Sarwat Chadda’s first novel, The Devil’s Kiss, was released by Puffin in May 2009 and was quickly followed by the sequel, The Dark Goddess. He has also written a breathtaking action adventure series for children aged 8-12 years, called Ash Ministry and writes under the pseudonym Joshua Kahn. He is currently working on a project with Rick Riordan. I interviewed Sarwat about his research in 2009 for my Research Secrets column.
He explained that for him the research comes before the writing because he loves reading about history, mythology and fairy tales way back when he was an engineer. He likes to start something on a whim and then explore the area, culture and background until he reaches a saturation point. This gives him enough information to sound convincing and have all the key characters and locations in place.
Ultimately, his books are about the character and feels everything else is scene setting. To help create his characters he looks into his life and projects how he was at the age of his protagonist. He said the core needs come from there.
Sarwat insists research shouldn’t be a chore it should be part of the fun.

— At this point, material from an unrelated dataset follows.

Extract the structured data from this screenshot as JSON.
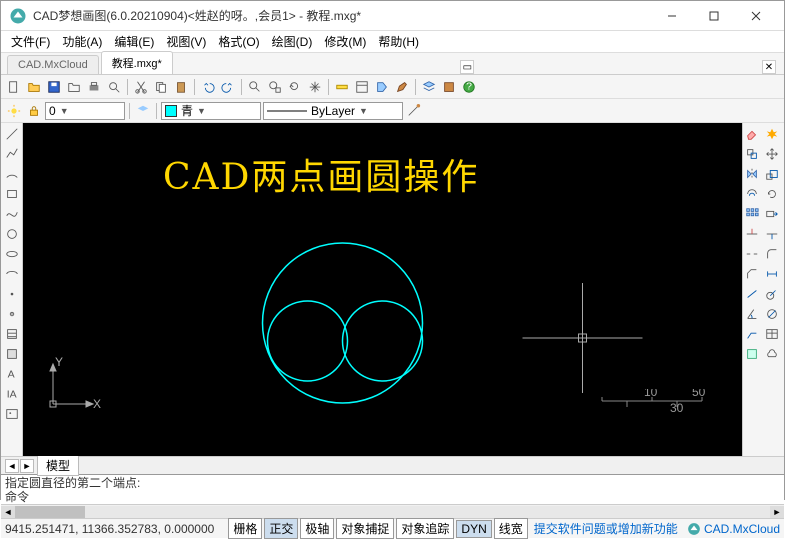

“We’re not just putting words down on paper we’re offering readers our unique take on the world. If you’re finding it hard work constantly, question why you’re doing it. Writing is about passion, life’s too short to be wasted on something you don’t love.” (Sarwat Chadda)
Most of his research is done through books. In fact, he admits that his biggest cost is books, but he was buying them before he decided to become a full time writer. Sarwat believes that libraries are our greatest resource. I agree. Use them or lose them. He explained:
“The Internet has its place, but nothing beats getting really into a subject in a library and second hand book shops. They’re great since you’ll come across stuff that’s years old and since I’m writing about mythology, those sort of books just set the mood perfectly.” (Sarwat Chadda)
He said the danger is over-research and getting yourself trapped by it. But he does not have a system for the way he does his research. because he feels the best thing about writing is the license to mix it all up how you like. His tip to other writers is not to stack your books in a too organised manner. Mix them up and see what happens as you’ll come across connections otherwise impossible to see if it’s all logical.
Sarwat explained sometimes the ‘official’ version doesn’t work and you have to tweak it. This happens a lot in historical fiction, especially with combining characters and moving dates. But that’s why it’s called FICTION. In his adventures he admits he makes up all the difficult and dangerous stuff.
For all that sort of practical detail on the ‘day in the life of a warrior’ he got in touch with various re-enactment societies and visited shows around England. Since his books are based on the Knights Templar, he found their working understanding of the practical nature of the arms and armour of a medieval knight, very useful.
“They explained the nitty-gritty of the sword hilt, the practicalities of the weight of armour, its properties and the weapons designed to overcome mail or plate. It’s all these details that make the story breathe with a sense of reality.” (Sarwat Chadda)